Much of this water is not yet available, since it depends on the completion of other projects, such as a reservoir in western Palm Beach County. But more water should be available by 2023, under the plan to direct more water from Lake Okeechobee south into the Everglades, and the pump station’s added capacity could also come into play in a hurricane or prolonged heavy rain. The pump station will also capture water currently leaking out of the park.
“It helps us keep water in the park and send more water under the bridges,” Davis said. “Doubling the capacity of that structure will help us get more water into Everglades National Park. The more you have water there, the more you have habitat for fish and wading birds.”
Indian River Lagoon: The narrow waterbody that runs 156 miles from northern Palm Beach County to Volusia County has suffered severe pollution from rainwater washing off farms and lawns, as well as water discharged from Lake Okeechobee. One result has been last year’s historic die-off of manatees from starvation from the loss of seagrass.
The federal money will build a reservoir and wetlands to clean water before it enters the lagoon through a canal in Fort Pierce.
“It will help part of the lagoon, an area called Taylor Creek that drains a lot of agricultural pollution into the lagoon,” said Eve Samples, executive director of Friends of the Everglades. “On Taylor Creek, at certain times of day, you see black water coming out into the aqua waters of the Indian River Lagoon. It’s dirty water, it’s bad for the ecosystem, and that project will address it.”
“Of course, it won’t solve the bigger problem for the lagoon, the Lake Okeechobee discharges at the southern end,” she said. “But it will help with part of it.”
The Biden administration funds will also pay for planning, but not construction, for two projects on the edge of the Everglades. The intention is to get the plans completed in detail so they can be ready for construction in future rounds of funding.
Western Everglades: This area encompasses Big Cypress National Preserve and lands of the Seminole and Miccosukee tribes.

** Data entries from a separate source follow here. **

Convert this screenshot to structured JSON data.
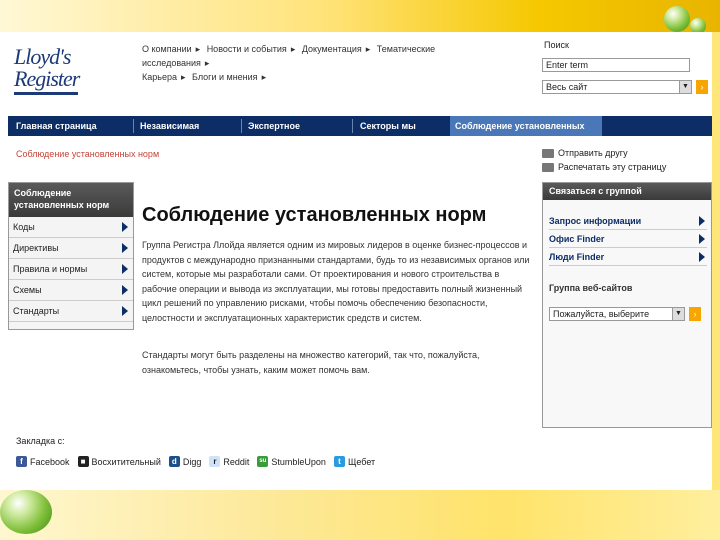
{
  "logo": {
    "line1": "Lloyd's",
    "line2": "Register"
  },
  "top_links": {
    "row1": [
      "О компании",
      "Новости и события",
      "Документация",
      "Тематические исследования"
    ],
    "row2": [
      "Карьера",
      "Блоги и мнения"
    ]
  },
  "search": {
    "label": "Поиск",
    "input_value": "Enter term",
    "scope_value": "Весь сайт",
    "go_label": "›"
  },
  "nav": {
    "items": [
      "Главная страница",
      "Независимая проверка",
      "Экспертное заключение",
      "Секторы мы служим",
      "Соблюдение установленных норм"
    ],
    "active_index": 4
  },
  "breadcrumb": "Соблюдение установленных норм",
  "tools": {
    "send": "Отправить другу",
    "print": "Распечатать эту страницу"
  },
  "leftnav": {
    "header": "Соблюдение установленных норм",
    "items": [
      "Коды",
      "Директивы",
      "Правила и нормы",
      "Схемы",
      "Стандарты"
    ]
  },
  "main": {
    "title": "Соблюдение установленных норм",
    "para1": "Группа Регистра Ллойда является одним из мировых лидеров в оценке бизнес-процессов и продуктов с международно признанными стандартами, будь то из независимых органов или систем, которые мы разработали сами. От проектирования и нового строительства в рабочие операции и вывода из эксплуатации, мы готовы предоставить полный жизненный цикл решений по управлению рисками, чтобы помочь обеспечению безопасности, целостности и эксплуатационных характеристик средств и систем.",
    "para2": "Стандарты могут быть разделены на множество категорий, так что, пожалуйста, ознакомьтесь, чтобы узнать, каким может помочь вам."
  },
  "contact": {
    "header": "Связаться с группой",
    "links": [
      "Запрос информации",
      "Офис Finder",
      "Люди Finder"
    ],
    "sites_label": "Группа веб-сайтов",
    "select_value": "Пожалуйста, выберите",
    "go_label": "›"
  },
  "bookmarks": {
    "label": "Закладка с:",
    "items": [
      {
        "name": "Facebook",
        "icon": "facebook-icon",
        "color": "#3b5998",
        "glyph": "f"
      },
      {
        "name": "Восхитительный",
        "icon": "delicious-icon",
        "color": "#222222",
        "glyph": "■"
      },
      {
        "name": "Digg",
        "icon": "digg-icon",
        "color": "#1d4f88",
        "glyph": "d"
      },
      {
        "name": "Reddit",
        "icon": "reddit-icon",
        "color": "#cee3f8",
        "glyph": "r"
      },
      {
        "name": "StumbleUpon",
        "icon": "stumbleupon-icon",
        "color": "#3a9b3a",
        "glyph": "su"
      },
      {
        "name": "Щебет",
        "icon": "twitter-icon",
        "color": "#2b9be0",
        "glyph": "t"
      }
    ]
  }
}
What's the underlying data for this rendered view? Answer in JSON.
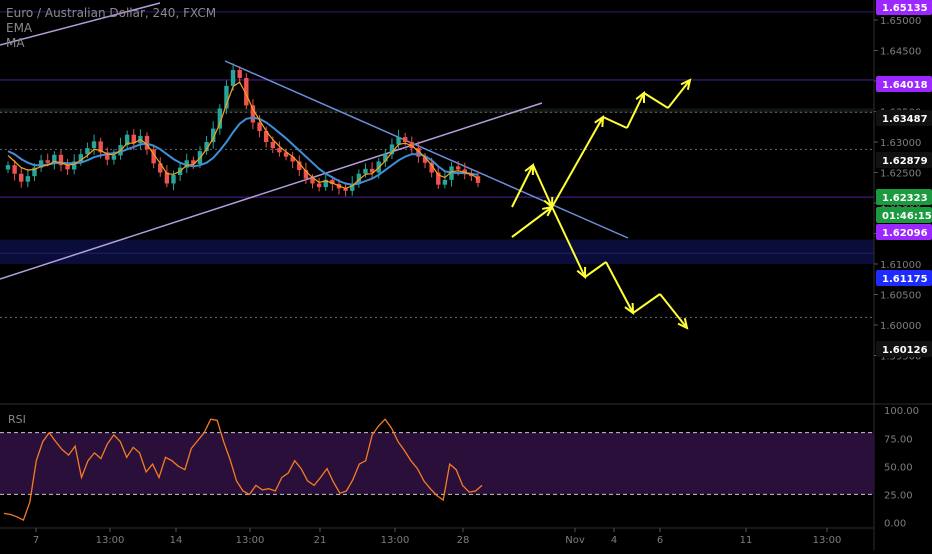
{
  "symbol_title": "Euro / Australian Dollar, 240, FXCM",
  "indicators": [
    "EMA",
    "MA"
  ],
  "colors": {
    "background": "#000000",
    "up_candle": "#26a69a",
    "down_candle": "#ef5350",
    "ema": "#f7a21b",
    "ma": "#3e8fd8",
    "trendline_down": "#6d8fdb",
    "channel_line": "#b39ddb",
    "projection_arrow": "#ffff33",
    "rsi_line": "#f57c21",
    "rsi_band": "#2a0f3a",
    "level_purple": "#9c27ff",
    "level_blue": "#1e2bff",
    "current_price": "#1b9a3f"
  },
  "chart_data": [
    {
      "type": "candlestick",
      "name": "price",
      "ylim": [
        1.5925,
        1.6535
      ],
      "y_ticks": [
        "1.65000",
        "1.64500",
        "1.64000",
        "1.63500",
        "1.63000",
        "1.62500",
        "1.62000",
        "1.61500",
        "1.61000",
        "1.60500",
        "1.60000",
        "1.59500"
      ],
      "x_ticks": [
        "7",
        "13:00",
        "14",
        "13:00",
        "21",
        "13:00",
        "28",
        "Nov",
        "4",
        "6",
        "11",
        "13:00"
      ],
      "price_labels": [
        {
          "text": "1.65135",
          "style": "purple"
        },
        {
          "text": "1.64018",
          "style": "purple"
        },
        {
          "text": "1.63487",
          "style": "dark"
        },
        {
          "text": "1.62879",
          "style": "dark"
        },
        {
          "text": "1.62323",
          "style": "green"
        },
        {
          "text": "01:46:15",
          "style": "green"
        },
        {
          "text": "1.62096",
          "style": "purple"
        },
        {
          "text": "1.61175",
          "style": "blue"
        },
        {
          "text": "1.60126",
          "style": "dark"
        }
      ],
      "horizontal_levels": [
        1.65135,
        1.64018,
        1.63487,
        1.62879,
        1.62096,
        1.61175,
        1.60126
      ],
      "close_series_start": 1.6255,
      "close_series": [
        1.6262,
        1.6248,
        1.6235,
        1.6244,
        1.6258,
        1.627,
        1.6266,
        1.6279,
        1.6262,
        1.6255,
        1.6268,
        1.628,
        1.629,
        1.6301,
        1.6283,
        1.6271,
        1.6278,
        1.6295,
        1.6312,
        1.6298,
        1.631,
        1.6288,
        1.6265,
        1.625,
        1.6232,
        1.6246,
        1.6258,
        1.627,
        1.6264,
        1.6285,
        1.63,
        1.6322,
        1.6355,
        1.6392,
        1.6418,
        1.6405,
        1.636,
        1.6332,
        1.6318,
        1.63,
        1.629,
        1.6283,
        1.6276,
        1.6268,
        1.6254,
        1.624,
        1.6232,
        1.6226,
        1.6238,
        1.6231,
        1.6224,
        1.622,
        1.6232,
        1.6248,
        1.6256,
        1.625,
        1.6268,
        1.628,
        1.6296,
        1.6308,
        1.63,
        1.629,
        1.6276,
        1.6266,
        1.625,
        1.623,
        1.6238,
        1.626,
        1.6255,
        1.6248,
        1.6244,
        1.6233
      ],
      "ema_series": [
        1.6278,
        1.6268,
        1.6258,
        1.6254,
        1.6255,
        1.626,
        1.6262,
        1.6268,
        1.6266,
        1.6262,
        1.6264,
        1.627,
        1.6278,
        1.6288,
        1.6286,
        1.628,
        1.6279,
        1.6286,
        1.6298,
        1.6298,
        1.6304,
        1.6296,
        1.628,
        1.6265,
        1.6248,
        1.6247,
        1.6252,
        1.6262,
        1.6263,
        1.6274,
        1.6288,
        1.6306,
        1.633,
        1.6362,
        1.6391,
        1.6398,
        1.6378,
        1.6354,
        1.6336,
        1.6318,
        1.6304,
        1.6293,
        1.6284,
        1.6276,
        1.6265,
        1.6252,
        1.6242,
        1.6234,
        1.6236,
        1.6233,
        1.6228,
        1.6224,
        1.6228,
        1.6238,
        1.6247,
        1.6248,
        1.6258,
        1.6269,
        1.6283,
        1.6296,
        1.6298,
        1.6294,
        1.6285,
        1.6275,
        1.6262,
        1.6246,
        1.6242,
        1.6251,
        1.6253,
        1.625,
        1.6247,
        1.624
      ],
      "ma_series": [
        1.6285,
        1.628,
        1.6272,
        1.6266,
        1.6262,
        1.6262,
        1.6263,
        1.6265,
        1.6266,
        1.6265,
        1.6265,
        1.6266,
        1.627,
        1.6275,
        1.6278,
        1.628,
        1.6282,
        1.6284,
        1.6288,
        1.6292,
        1.6296,
        1.6297,
        1.6294,
        1.6288,
        1.628,
        1.6272,
        1.6266,
        1.6262,
        1.626,
        1.6262,
        1.6266,
        1.6274,
        1.6286,
        1.63,
        1.6316,
        1.633,
        1.6338,
        1.634,
        1.6338,
        1.6332,
        1.6324,
        1.6315,
        1.6306,
        1.6296,
        1.6286,
        1.6276,
        1.6266,
        1.6256,
        1.6248,
        1.6242,
        1.6236,
        1.6232,
        1.623,
        1.6232,
        1.6236,
        1.624,
        1.6246,
        1.6254,
        1.6262,
        1.627,
        1.6276,
        1.628,
        1.628,
        1.6277,
        1.627,
        1.626,
        1.6252,
        1.625,
        1.6249,
        1.6249,
        1.6248,
        1.6246
      ]
    },
    {
      "type": "line",
      "name": "RSI",
      "label": "RSI",
      "ylim": [
        -5,
        102
      ],
      "y_ticks": [
        "100.00",
        "75.00",
        "50.00",
        "25.00",
        "0.00"
      ],
      "bands": [
        25,
        80
      ],
      "values": [
        8,
        7,
        5,
        2,
        18,
        55,
        72,
        80,
        72,
        65,
        60,
        68,
        40,
        55,
        62,
        57,
        70,
        78,
        72,
        58,
        67,
        62,
        45,
        52,
        40,
        58,
        55,
        50,
        47,
        66,
        73,
        80,
        92,
        91,
        72,
        56,
        37,
        28,
        25,
        33,
        29,
        30,
        28,
        40,
        44,
        55,
        48,
        37,
        33,
        40,
        48,
        36,
        26,
        28,
        38,
        52,
        55,
        78,
        86,
        92,
        84,
        72,
        64,
        55,
        48,
        37,
        30,
        24,
        20,
        52,
        47,
        33,
        27,
        28,
        33
      ]
    }
  ]
}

Although the natural flow of water hasn’t been degraded here as much as in the central Everglades, the project would attempt to improve water quality and restore a more natural distribution of water through a wildlife-rich area that borders Everglades National Park.

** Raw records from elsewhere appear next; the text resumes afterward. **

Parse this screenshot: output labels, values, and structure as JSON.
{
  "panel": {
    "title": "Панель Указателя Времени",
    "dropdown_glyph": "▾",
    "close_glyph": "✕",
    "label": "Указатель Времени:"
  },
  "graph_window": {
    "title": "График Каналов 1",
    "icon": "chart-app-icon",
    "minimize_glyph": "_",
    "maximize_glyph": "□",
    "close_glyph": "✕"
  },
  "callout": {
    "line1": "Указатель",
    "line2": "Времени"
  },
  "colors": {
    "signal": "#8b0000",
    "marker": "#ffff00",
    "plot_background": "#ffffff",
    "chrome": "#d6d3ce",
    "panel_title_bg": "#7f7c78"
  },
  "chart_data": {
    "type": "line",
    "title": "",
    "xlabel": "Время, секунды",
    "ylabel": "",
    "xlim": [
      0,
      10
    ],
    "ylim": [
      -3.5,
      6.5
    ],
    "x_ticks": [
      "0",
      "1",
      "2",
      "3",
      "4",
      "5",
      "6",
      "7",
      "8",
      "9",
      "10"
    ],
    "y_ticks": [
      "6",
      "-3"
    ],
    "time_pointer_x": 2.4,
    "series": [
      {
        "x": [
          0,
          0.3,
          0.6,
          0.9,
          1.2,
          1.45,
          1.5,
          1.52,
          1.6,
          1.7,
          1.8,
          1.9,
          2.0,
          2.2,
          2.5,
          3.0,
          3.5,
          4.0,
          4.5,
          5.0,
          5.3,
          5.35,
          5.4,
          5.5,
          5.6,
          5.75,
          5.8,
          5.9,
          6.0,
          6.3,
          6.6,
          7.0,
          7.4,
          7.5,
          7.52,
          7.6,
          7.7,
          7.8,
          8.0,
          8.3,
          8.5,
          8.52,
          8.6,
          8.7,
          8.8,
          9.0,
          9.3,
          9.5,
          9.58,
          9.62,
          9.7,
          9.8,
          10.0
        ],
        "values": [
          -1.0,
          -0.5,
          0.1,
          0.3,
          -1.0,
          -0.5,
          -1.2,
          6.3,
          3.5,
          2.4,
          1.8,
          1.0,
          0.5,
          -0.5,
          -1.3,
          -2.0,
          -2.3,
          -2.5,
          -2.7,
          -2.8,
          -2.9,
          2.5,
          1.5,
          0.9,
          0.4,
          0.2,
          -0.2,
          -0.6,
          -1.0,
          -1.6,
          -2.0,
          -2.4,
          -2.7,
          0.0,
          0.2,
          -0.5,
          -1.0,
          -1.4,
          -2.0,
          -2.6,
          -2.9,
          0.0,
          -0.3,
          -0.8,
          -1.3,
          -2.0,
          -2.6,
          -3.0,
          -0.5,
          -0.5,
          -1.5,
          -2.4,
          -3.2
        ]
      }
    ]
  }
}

Biscayne Bay: The plan would restore more natural flows of fresh water to Biscayne Bay and its fringes, where canals and the drainage of land has disrupted natural levels of saltwater, increased pollution and harmed fish and coral reefs.
“We’ve seen fish kills and massive loss of seagrass and degradation of water quality in recent decades,” Samples said. “So this is a really important project to try to get the plumbing back to some semblance of what was functional.”
Much of the Republican reaction to the Biden administration’s Everglades funding announcement focused on what was not on the list: A huge reservoir south of Lake Okeechobee to store and treat water. U.S. Rep. Brian Mast, R-Stuart, called the omission “a massive screwup.”
The reservoir, which will be located in the the farming region called the Everglades Agricultural Area, would sharply reduce harmful discharges of polluted water to the Atlantic and Gulf coasts, and it would establish a major source of desperately needed fresh water for the Everglades. Many environmentalists consider it too small to adequately remove pollution before sending the water south into the Everglades, but a reservoir in some form is generally considered an essential part of the plan.
The state of Florida’s part of the project is well underway, with the construction of wetlands to cleanse water before it enters the Everglades.
The Army Corps said in a written statement that the reservoir’s price tag of more than $2 billion exceeded the amount of money available and that work on parts of the project has already been taking place. Construction on the reservoir’s embankment is expected to begin this year.
The statement said the Army Corps “remains committed” to constructing the reservoir.
David Fleshler can be reached at firstname.lastname@example.org and 954-356-4535.